Areas of Expertise: Archaeology of Sociopolitical Change/Crisis, Paleoethnobotanical Analysis, Food Security, Culture Contact, Early Urbanism, Middle-Range and Complex Societies, North, Central, and South America
Dr. Mallory Melton is an anthropological archaeologist who uses plant remains—macrobotanicals, starches, and phytoliths—to study the impacts of sociopolitical change/crisis on daily life. Her research has explored topics such as early urbanization on the Pacific Coast of Guatemala, captive taking in the Colonial North Carolina Piedmont, tradition/innovation in indigenous foodways of nineteenth-century San Diego, and camelid tending practices in the Middle Horizon Peruvian Andes. Currently, she has active research projects in Eastern North America, Mesoamerica, and the Andes.
In addition to her research and teaching, Dr. Melton is passionate about mentoring students, with special focus on empowering those from underrepresented backgrounds. She is also committed to enhancing inclusivity in academia through working to make hands-on and field-based aspects of higher education more accessible to individuals with disabilities. As a result, she has been involved in organizing workshops and participating in conference panels on this topic.
Dr. Melton joined the Department of Anthropology/Sociology and the Archaeology Program in 2023 after completing her graduate work at UCSB and a subsequent one-year fellowship in Pre-Columbian Studies at Dumbarton Oaks in Washington, D.C.
Melton, Mallory A., Aleksa K. Alaica, Matthew E. Biwer, Luis Manuel González La Rosa, Gwyneth Gordon, Kelly J. Knudson, Amber M. VanDerwarker, and Justin Jennings (2023) Reconstructing Middle Horizon Camelid Diets and Foddering Practices: Microbotanical and Isotope Analyses of Dental Remains from Quilcapampa, Peru. Latin American Antiquity. DOI: 10.1017/laq.2022.80.
Nelson, Erin Stevens, Ashley Peles, and Mallory A. Melton (2023) A Mississippian Example of Harvest Renewal Ceremonialism. In Ancient Foodways: Integrative Approaches to Understanding Subsistence and Society in the Past, edited by C. Margaret Scarry, Benjamin S. Arbuckle, and Dale L. Hutchinson, pp. 152-182. University Press of Florida, Gainesville.
Biwer, Matthew E., and Mallory A. Melton (2022) Starch Granule Evidence for the Presence of Chuño at the Middle Horizon (A.D. 600-1000) Site Quilcapampa La Antigua, Sihuas Valley, Peru. Journal of Archaeological Science: Reports 45(3):103604. DOI: 10.1016/j.jasrep.2022.103604.

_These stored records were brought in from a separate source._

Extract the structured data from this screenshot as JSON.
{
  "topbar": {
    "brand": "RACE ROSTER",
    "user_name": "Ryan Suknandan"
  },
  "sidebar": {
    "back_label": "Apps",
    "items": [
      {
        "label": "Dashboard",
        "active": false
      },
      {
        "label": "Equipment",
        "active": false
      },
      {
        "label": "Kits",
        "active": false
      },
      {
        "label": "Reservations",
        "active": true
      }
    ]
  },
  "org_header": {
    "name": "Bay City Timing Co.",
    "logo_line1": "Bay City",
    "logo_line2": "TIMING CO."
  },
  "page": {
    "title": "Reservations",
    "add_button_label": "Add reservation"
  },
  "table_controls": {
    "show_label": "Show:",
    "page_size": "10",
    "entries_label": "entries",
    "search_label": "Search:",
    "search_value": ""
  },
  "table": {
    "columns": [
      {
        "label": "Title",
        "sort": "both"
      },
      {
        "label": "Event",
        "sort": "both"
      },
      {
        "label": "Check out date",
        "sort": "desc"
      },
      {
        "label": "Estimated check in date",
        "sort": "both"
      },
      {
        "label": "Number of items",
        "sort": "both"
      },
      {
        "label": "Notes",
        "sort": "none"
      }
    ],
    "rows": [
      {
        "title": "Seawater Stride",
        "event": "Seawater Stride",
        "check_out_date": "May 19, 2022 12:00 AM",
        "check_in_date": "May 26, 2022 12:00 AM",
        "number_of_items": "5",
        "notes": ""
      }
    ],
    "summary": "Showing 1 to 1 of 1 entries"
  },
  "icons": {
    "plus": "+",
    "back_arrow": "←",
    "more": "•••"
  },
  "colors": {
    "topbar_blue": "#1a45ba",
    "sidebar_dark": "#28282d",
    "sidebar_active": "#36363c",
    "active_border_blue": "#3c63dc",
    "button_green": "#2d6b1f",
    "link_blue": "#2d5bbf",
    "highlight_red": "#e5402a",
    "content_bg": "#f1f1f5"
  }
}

Melton, Mallory A., Matthew E. Biwer, and Rita Panjarjian (2020) Differentiating Chuño Blanco and Chuño Negro in Archaeological Samples Based on Metrics and Morphological Attributes. Journal of Archaeological Science: Reports 34:102650. DOI: 10.1016/j.jasrep.2020.102650.
Melton, Mallory A., Gregory D. Wilson, and Amber M. VanDerwarker (2020) Spoon River Culture and Chronology. In Orendorf Settlement D: A Burned Fortified Mississippian Town in the Central Illinois River Valley, edited by Lawrence A. Conrad, Kjersti E. Emerson, Thomas E. Emerson, and Duane E. Esarey, pp. 119-128. Illinois State Archaeological Survey Research Report No. 50, University of Illinois, Champaign, Illinois.
Melton, Mallory A. (2018) Cropping in an Age of Captive Taking: Exploring Evidence for Uncertainty and Food Insecurity in the Seventeenth-Century North Carolina Piedmont. American Antiquity 83(2):204-223. DOI: 10.1017/aaq.2017.63.
Wilson, Gregory D., Mallory A. Melton, and Amber M. VanDerwarker (2018) Reassessing the Chronology of the Mississippian Central Illinois River Valley Using Bayesian Analysis. Southeastern Archaeology 37(1):22-38. DOI: 10.1080/0734578X.2017.1377510.